Aquaintance vs Stranger - What's the difference?

aquaintance | stranger |


As nouns the difference between aquaintance and stranger

is that aquaintance is while stranger is a person whom one does not know; a person who is neither a friend nor an acquaintance.

As an adjective stranger is

(strange).

As a verb stranger is

(obsolete|transitive) to estrange; to alienate.

aquaintance

English

Noun

(en noun)
  • * {{quote-book, year=1560, author=Peter Whitehorne, title=Machiavelli, Volume I, chapter=, edition= citation
  • , passage=And you must consider that this auctoritie, is gotten either by nature, or by accidente: and as to nature, it behoveth to provide, that he which is boren in one place, be not apoincted to the men billed in the same, but be made hedde of those places, where he hath not any naturall aquaintance . }}
  • * {{quote-book, year=1614, author=Sir Thomas Overbury, title=Character Writings of the 17th Century, chapter=Characters, year_published=1891 citation
  • , passage=He entereth young men into aquaintance with debt-books. }}
  • * {{quote-book, year=1886, author=, title=The Quarterly Review, Volume 162, No. 324, April, 1886, chapter=, edition= citation
  • , passage=Yet in the Ignatian letters there is not the faintest aquaintance with the man or his teaching. }}

    stranger

    English

    Adjective

    (head)
  • (strange)
  • * Truth is stranger than fiction. (English proverb)
  • Derived terms

    * See strange

    Noun

    (en noun)
  • A person whom one does not know; a person who is neither a friend nor an acquaintance.
  • :
  • *
  • *:In former days every tavern of repute kept such a room for its own select circle, a club, or society, of habitués, who met every evening, for a pipe and a cheerful glass.Strangers might enter the room, but they were made to feel that they were there on sufferance: they were received with distance and suspicion.
  • An outsider or foreigner.
  • *(William Shakespeare) (c.1564–1616)
  • *:I am a most poor woman and a stranger , / Born out of your dominions.
  • * (1666-1735)
  • *:Melons on beds of ice are taught to bear, / And strangers to the sun yet ripen here.
  • *1961', : “”
  • A newcomer.
  • *, chapter=7
  • , title= The Mirror and the Lamp , passage=[…] St.?Bede's at this period of its history was perhaps the poorest and most miserable parish in the East End of London. Close-packed, crushed by the buttressed height of the railway viaduct, rendered airless by huge walls of factories, it at once banished lively interest from a stranger' s mind and left only a dull oppression of the spirit.}}
  • (lb) One who has not been seen for a long time.
  • :
  • (lb) One not belonging to the family or household; a guest; a visitor.
  • *(John Milton) (1608-1674)
  • *:To honour and receive / Our heavenly stranger .
  • (lb) One not privy or party an act, contract, or title; a mere intruder or intermeddler; one who interferes without right.
  • :
  • Synonyms

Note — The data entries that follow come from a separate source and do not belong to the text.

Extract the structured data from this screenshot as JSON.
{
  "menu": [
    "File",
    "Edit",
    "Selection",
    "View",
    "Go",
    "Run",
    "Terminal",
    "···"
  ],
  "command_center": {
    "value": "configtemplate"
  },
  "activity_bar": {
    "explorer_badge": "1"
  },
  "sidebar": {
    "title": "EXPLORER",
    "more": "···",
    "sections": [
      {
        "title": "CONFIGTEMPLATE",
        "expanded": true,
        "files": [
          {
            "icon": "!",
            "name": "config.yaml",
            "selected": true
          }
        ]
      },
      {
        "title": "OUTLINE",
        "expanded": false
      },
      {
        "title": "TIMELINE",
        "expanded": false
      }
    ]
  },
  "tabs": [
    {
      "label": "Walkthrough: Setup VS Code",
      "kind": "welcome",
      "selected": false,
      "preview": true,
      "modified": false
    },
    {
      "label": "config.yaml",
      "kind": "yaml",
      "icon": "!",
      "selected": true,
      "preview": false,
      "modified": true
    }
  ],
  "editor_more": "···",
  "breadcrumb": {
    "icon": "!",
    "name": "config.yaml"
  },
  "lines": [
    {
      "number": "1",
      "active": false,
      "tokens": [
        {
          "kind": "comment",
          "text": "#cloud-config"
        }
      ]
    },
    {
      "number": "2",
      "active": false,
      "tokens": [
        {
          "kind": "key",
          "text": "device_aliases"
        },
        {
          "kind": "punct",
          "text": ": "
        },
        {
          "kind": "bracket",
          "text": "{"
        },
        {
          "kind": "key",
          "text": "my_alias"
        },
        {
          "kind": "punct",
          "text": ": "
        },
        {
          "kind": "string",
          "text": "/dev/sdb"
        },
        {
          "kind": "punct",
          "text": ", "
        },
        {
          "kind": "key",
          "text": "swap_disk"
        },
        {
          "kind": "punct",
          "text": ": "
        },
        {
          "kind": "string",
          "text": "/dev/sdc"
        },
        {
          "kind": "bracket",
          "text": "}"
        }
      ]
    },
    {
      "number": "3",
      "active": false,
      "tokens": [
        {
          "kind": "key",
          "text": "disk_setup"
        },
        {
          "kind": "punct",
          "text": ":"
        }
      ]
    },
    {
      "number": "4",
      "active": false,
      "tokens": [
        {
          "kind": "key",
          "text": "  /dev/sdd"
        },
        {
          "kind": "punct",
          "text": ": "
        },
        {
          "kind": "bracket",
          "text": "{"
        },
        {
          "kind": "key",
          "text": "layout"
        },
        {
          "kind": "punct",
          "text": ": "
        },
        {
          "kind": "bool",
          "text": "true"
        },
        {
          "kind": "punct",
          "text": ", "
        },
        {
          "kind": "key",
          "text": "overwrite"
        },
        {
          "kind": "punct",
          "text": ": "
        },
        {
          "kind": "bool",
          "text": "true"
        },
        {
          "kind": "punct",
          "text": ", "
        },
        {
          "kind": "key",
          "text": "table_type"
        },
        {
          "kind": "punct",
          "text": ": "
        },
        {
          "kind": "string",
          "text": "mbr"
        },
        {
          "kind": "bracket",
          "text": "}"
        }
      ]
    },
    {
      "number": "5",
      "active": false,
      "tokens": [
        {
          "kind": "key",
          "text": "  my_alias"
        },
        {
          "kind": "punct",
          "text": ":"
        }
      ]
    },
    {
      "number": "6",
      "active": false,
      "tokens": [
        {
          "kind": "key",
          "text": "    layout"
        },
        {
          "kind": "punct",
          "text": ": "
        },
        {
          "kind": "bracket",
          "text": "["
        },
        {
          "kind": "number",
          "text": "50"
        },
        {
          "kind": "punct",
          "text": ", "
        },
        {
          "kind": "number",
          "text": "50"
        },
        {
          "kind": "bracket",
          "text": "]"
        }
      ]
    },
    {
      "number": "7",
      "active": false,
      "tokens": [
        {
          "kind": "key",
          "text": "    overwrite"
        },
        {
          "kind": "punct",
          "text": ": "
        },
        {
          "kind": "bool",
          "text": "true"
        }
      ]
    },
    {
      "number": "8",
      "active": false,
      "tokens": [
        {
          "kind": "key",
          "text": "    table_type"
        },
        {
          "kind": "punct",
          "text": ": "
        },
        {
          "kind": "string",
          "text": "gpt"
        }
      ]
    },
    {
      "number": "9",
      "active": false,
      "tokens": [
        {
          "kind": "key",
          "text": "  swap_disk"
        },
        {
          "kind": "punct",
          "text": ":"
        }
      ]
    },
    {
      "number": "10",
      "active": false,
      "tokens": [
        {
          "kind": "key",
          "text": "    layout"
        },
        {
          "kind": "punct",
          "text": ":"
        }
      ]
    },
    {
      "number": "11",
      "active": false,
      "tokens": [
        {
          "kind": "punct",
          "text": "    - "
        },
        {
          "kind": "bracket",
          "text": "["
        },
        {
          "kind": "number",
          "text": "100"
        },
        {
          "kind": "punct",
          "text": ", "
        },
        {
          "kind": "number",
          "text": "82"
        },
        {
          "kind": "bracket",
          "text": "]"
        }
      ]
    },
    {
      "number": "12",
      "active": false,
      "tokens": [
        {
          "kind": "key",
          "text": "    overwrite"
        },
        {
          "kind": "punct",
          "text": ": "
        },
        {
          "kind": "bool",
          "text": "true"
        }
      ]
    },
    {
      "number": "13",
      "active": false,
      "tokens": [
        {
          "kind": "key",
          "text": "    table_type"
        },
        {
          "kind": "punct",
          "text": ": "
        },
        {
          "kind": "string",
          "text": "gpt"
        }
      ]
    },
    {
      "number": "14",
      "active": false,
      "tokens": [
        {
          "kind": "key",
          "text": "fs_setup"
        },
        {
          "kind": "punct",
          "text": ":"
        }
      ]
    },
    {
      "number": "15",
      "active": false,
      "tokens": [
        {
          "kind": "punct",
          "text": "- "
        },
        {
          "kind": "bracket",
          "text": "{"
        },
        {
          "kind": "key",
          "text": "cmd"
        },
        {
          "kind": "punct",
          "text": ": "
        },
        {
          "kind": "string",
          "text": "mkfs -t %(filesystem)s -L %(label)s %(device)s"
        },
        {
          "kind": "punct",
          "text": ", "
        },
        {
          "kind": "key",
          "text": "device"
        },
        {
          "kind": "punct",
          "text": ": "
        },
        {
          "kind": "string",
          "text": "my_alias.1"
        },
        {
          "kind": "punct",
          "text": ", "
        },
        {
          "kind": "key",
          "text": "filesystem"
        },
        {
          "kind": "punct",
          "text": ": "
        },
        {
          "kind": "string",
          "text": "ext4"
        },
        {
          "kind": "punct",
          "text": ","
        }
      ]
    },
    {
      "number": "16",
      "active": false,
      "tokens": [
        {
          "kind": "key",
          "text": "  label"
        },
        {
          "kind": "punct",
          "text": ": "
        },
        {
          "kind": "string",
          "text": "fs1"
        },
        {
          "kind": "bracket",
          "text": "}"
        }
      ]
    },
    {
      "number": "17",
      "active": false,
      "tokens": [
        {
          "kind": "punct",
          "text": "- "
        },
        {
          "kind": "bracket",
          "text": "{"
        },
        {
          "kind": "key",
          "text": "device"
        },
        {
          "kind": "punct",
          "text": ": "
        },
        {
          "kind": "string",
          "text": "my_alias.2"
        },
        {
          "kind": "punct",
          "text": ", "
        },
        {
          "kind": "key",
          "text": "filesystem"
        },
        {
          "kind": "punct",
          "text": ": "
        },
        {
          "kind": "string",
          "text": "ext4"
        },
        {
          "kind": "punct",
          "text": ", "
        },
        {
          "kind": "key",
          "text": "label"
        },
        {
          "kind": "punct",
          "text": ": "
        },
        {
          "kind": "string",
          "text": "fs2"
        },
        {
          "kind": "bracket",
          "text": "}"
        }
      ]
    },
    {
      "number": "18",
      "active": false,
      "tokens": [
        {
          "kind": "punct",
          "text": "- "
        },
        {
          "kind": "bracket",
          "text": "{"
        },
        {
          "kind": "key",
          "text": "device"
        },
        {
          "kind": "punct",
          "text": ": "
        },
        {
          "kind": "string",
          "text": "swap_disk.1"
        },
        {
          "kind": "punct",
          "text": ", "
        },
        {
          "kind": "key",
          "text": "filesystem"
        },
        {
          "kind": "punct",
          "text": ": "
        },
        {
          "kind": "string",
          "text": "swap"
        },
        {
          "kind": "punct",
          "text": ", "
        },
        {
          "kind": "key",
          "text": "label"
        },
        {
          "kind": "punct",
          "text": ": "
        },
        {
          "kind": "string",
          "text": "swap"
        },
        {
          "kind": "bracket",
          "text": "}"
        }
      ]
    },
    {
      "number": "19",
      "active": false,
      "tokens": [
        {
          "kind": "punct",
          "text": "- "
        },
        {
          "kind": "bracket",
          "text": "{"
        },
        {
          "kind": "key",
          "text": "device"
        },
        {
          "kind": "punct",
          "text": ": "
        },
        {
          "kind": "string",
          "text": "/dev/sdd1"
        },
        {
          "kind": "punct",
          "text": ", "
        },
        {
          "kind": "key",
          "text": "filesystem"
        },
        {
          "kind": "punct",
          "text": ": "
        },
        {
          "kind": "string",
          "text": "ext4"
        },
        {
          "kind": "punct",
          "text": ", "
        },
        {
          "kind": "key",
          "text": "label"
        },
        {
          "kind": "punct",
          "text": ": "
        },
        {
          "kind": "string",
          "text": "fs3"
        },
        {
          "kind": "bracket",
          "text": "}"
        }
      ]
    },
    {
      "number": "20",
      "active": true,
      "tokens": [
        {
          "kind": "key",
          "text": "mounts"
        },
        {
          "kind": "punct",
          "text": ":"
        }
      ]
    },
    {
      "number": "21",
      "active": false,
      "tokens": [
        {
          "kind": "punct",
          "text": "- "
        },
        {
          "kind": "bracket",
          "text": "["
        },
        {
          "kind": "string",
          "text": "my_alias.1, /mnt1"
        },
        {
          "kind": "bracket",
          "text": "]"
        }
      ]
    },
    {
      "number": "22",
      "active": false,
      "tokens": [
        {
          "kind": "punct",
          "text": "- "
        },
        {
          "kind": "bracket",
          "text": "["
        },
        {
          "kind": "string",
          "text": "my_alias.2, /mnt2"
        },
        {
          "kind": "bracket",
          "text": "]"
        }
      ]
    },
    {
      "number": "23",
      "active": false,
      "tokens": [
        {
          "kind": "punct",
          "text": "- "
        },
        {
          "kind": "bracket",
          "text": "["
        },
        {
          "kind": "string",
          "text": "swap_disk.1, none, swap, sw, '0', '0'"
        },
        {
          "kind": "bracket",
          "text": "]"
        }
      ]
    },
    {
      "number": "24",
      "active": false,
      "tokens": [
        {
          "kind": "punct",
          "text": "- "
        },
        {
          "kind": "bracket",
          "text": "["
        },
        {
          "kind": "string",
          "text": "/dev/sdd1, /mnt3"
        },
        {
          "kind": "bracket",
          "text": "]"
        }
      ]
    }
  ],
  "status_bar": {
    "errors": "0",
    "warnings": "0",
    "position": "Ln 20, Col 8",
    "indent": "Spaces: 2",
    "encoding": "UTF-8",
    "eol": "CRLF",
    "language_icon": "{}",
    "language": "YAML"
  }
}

    * (person whom one does not know) * alien, foreigner, foreign national, non-national/nonnational, non-resident/nonresident, outsider * (newcomer) newbie, newcomer

    Antonyms

    * (person whom one does not know) acquaintance, friend * compatriot, countryman, fellow citizen, fellow countryman, national, resident * (newcomer)

    Derived terms

    * be no stranger to * don't be a stranger * stranger danger

    See also

    * myall

    Verb

    (en verb)
  • (obsolete) To estrange; to alienate.
  • (Shakespeare)

    Anagrams

    * granters